Task goal » Take every line from the entries below that includes the word "getent" and copy it.

Available data START

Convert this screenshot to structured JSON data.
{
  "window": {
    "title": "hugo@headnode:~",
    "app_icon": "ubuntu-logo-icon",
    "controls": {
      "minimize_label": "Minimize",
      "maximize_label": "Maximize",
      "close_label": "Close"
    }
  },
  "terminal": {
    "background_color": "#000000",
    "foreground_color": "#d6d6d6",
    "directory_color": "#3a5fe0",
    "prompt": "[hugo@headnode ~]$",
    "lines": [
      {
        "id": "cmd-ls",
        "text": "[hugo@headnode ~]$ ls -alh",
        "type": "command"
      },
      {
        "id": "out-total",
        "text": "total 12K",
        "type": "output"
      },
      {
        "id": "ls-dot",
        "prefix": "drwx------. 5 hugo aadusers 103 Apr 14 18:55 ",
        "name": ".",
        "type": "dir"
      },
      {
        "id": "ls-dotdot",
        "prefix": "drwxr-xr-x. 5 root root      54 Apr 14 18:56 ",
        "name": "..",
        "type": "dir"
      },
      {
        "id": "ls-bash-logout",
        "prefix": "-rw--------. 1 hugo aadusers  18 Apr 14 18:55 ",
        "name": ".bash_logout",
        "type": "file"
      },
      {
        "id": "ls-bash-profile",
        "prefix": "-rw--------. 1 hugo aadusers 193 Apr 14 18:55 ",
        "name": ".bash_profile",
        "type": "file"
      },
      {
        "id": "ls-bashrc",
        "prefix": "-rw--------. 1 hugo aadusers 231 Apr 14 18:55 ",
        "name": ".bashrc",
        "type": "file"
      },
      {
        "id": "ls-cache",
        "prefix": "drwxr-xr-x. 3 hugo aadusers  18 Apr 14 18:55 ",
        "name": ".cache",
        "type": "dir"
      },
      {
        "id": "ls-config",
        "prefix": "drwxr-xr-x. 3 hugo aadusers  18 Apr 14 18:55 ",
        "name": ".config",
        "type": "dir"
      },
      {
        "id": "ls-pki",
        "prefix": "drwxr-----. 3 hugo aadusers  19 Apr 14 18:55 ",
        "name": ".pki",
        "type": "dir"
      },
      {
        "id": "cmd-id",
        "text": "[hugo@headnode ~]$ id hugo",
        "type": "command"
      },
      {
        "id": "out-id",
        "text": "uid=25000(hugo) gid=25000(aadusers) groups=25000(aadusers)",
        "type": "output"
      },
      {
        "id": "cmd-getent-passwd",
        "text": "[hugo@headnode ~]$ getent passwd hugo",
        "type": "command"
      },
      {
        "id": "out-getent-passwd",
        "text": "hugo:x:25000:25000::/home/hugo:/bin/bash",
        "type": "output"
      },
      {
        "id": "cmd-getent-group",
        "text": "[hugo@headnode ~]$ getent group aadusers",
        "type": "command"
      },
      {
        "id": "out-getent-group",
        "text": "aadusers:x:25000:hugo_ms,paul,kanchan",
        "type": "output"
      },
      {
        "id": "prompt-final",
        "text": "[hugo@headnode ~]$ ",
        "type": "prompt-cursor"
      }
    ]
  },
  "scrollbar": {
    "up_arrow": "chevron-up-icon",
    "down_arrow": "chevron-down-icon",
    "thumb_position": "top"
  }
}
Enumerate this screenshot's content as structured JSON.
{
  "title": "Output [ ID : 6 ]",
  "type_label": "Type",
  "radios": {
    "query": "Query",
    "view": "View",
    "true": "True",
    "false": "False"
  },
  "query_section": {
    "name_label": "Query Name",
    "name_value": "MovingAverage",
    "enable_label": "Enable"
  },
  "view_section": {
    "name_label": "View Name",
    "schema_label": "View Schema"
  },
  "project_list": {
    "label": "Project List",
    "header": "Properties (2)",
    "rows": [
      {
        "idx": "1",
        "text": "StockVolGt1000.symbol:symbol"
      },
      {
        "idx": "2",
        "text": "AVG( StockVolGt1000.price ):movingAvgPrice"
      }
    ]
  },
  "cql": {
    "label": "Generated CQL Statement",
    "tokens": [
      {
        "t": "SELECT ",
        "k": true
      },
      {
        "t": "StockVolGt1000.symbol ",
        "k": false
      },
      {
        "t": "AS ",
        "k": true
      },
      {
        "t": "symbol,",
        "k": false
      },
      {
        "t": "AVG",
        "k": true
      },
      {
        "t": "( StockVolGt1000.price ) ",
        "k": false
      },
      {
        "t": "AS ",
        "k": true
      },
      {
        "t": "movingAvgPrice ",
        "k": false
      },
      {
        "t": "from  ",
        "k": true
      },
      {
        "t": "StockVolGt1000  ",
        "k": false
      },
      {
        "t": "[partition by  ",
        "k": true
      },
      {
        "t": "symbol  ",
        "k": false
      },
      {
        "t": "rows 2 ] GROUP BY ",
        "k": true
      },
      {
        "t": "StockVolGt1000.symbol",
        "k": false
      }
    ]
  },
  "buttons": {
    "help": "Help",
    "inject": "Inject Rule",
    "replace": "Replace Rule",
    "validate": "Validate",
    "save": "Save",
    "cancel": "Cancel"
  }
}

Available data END

Written response »
        "id": "cmd-getent-passwd",
        "text": "[hugo@headnode ~]$ getent passwd hugo",
        "id": "out-getent-passwd",
        "id": "cmd-getent-group",
        "text": "[hugo@headnode ~]$ getent group aadusers",
        "id": "out-getent-group",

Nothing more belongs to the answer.